**Work task**
Restate the records below word for word, leaving nothing out.

Task inputs START

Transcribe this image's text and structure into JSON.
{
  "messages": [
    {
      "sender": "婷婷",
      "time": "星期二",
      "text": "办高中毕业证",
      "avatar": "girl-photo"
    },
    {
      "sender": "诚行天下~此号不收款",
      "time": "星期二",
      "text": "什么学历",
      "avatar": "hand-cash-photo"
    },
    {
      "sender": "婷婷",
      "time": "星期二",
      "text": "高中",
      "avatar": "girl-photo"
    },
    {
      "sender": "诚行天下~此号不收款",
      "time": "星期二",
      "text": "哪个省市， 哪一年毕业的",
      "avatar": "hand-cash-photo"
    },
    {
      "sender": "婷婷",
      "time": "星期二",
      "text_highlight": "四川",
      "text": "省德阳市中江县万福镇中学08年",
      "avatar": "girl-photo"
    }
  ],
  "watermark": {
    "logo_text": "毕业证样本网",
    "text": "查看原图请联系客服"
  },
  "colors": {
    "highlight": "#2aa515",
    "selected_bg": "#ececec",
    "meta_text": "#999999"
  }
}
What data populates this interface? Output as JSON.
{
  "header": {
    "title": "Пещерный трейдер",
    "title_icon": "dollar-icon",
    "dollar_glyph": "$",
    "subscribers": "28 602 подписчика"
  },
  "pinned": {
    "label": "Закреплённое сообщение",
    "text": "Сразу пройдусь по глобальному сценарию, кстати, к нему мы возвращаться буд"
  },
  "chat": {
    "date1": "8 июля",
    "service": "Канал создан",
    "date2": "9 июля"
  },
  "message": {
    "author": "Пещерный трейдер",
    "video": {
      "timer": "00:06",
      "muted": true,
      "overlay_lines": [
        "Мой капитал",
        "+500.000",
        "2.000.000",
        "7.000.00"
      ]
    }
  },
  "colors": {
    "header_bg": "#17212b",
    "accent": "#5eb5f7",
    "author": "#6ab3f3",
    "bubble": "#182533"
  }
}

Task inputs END

**Answer box**
Transcribe this image's text and structure into JSON.
{
  "messages": [
    {
      "sender": "婷婷",
      "time": "星期二",
      "text": "办高中毕业证",
      "avatar": "girl-photo"
    },
    {
      "sender": "诚行天下~此号不收款",
      "time": "星期二",
      "text": "什么学历",
      "avatar": "hand-cash-photo"
    },
    {
      "sender": "婷婷",
      "time": "星期二",
      "text": "高中",
      "avatar": "girl-photo"
    },
    {
      "sender": "诚行天下~此号不收款",
      "time": "星期二",
      "text": "哪个省市， 哪一年毕业的",
      "avatar": "hand-cash-photo"
    },
    {
      "sender": "婷婷",
      "time": "星期二",
      "text_highlight": "四川",
      "text": "省德阳市中江县万福镇中学08年",
      "avatar": "girl-photo"
    }
  ],
  "watermark": {
    "logo_text": "毕业证样本网",
    "text": "查看原图请联系客服"
  },
  "colors": {
    "highlight": "#2aa515",
    "selected_bg": "#ececec",
    "meta_text": "#999999"
  }
}
What data populates this interface? Output as JSON.
{
  "header": {
    "title": "Пещерный трейдер",
    "title_icon": "dollar-icon",
    "dollar_glyph": "$",
    "subscribers": "28 602 подписчика"
  },
  "pinned": {
    "label": "Закреплённое сообщение",
    "text": "Сразу пройдусь по глобальному сценарию, кстати, к нему мы возвращаться буд"
  },
  "chat": {
    "date1": "8 июля",
    "service": "Канал создан",
    "date2": "9 июля"
  },
  "message": {
    "author": "Пещерный трейдер",
    "video": {
      "timer": "00:06",
      "muted": true,
      "overlay_lines": [
        "Мой капитал",
        "+500.000",
        "2.000.000",
        "7.000.00"
      ]
    }
  },
  "colors": {
    "header_bg": "#17212b",
    "accent": "#5eb5f7",
    "author": "#6ab3f3",
    "bubble": "#182533"
  }
}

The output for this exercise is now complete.